Alfonso Esparza

Senior Currency Analyst at Market Pulse
Alfonso Esparza specializes in macro forex strategies for North American and major currency pairs. Upon joining OANDA in 2007, Alfonso Esparza established the MarketPulseFX blog and he has since written extensively about central banks and global economic and political trends. Alfonso has also worked as a professional currency trader focused on North America and emerging markets.
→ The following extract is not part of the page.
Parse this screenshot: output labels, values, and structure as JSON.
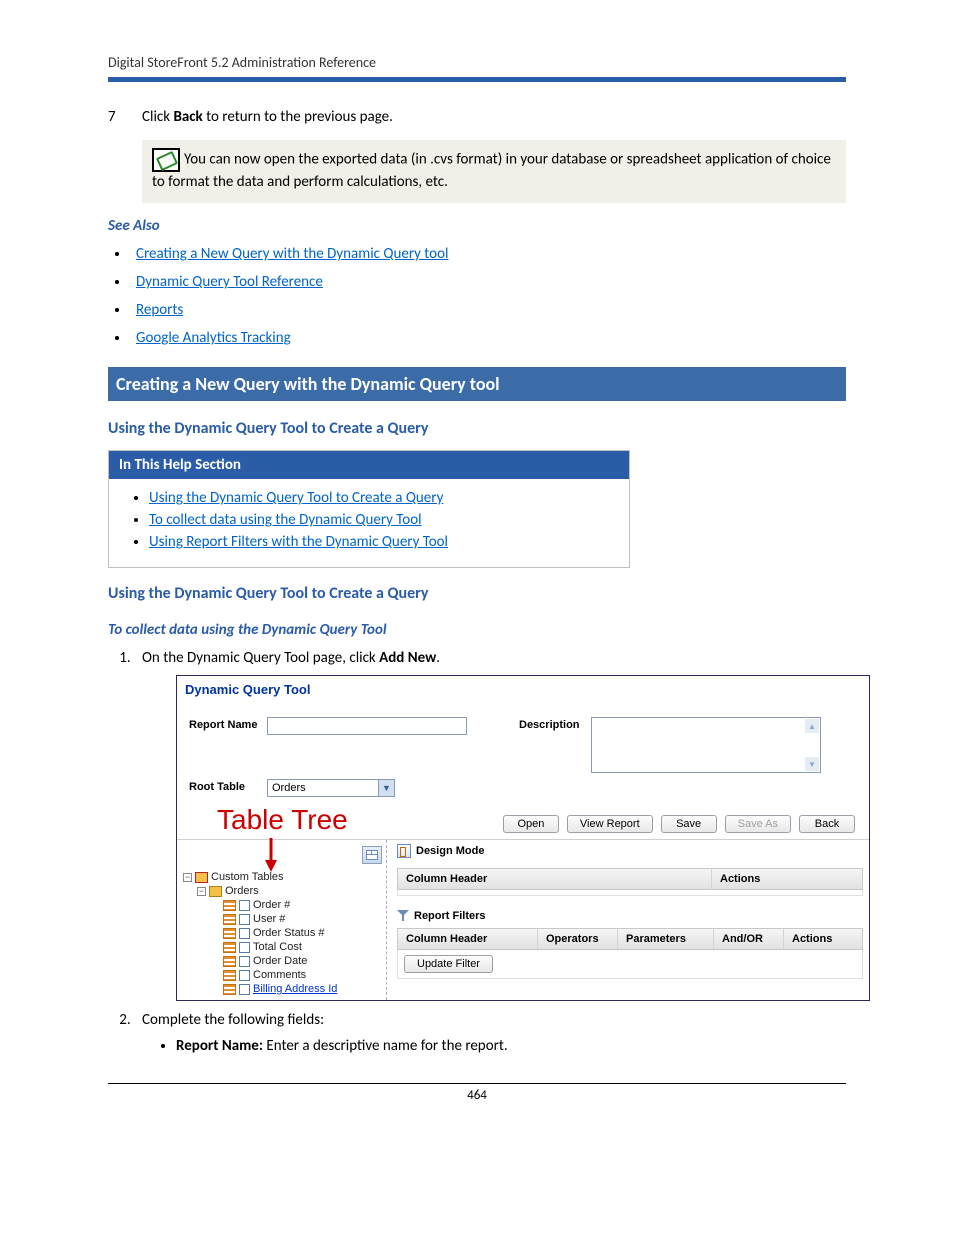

He has been published by The MarketWatch, Reuters, the Wall Street Journal and The Globe and Mail, and he also appears regularly as a guest commentator on networks including Bloomberg and BNN. He holds a finance degree from the Monterrey Institute of Technology and Higher Education (ITESM) and an MBA with a specialization on financial engineering and marketing from the University of Toronto.
Alfonso Esparza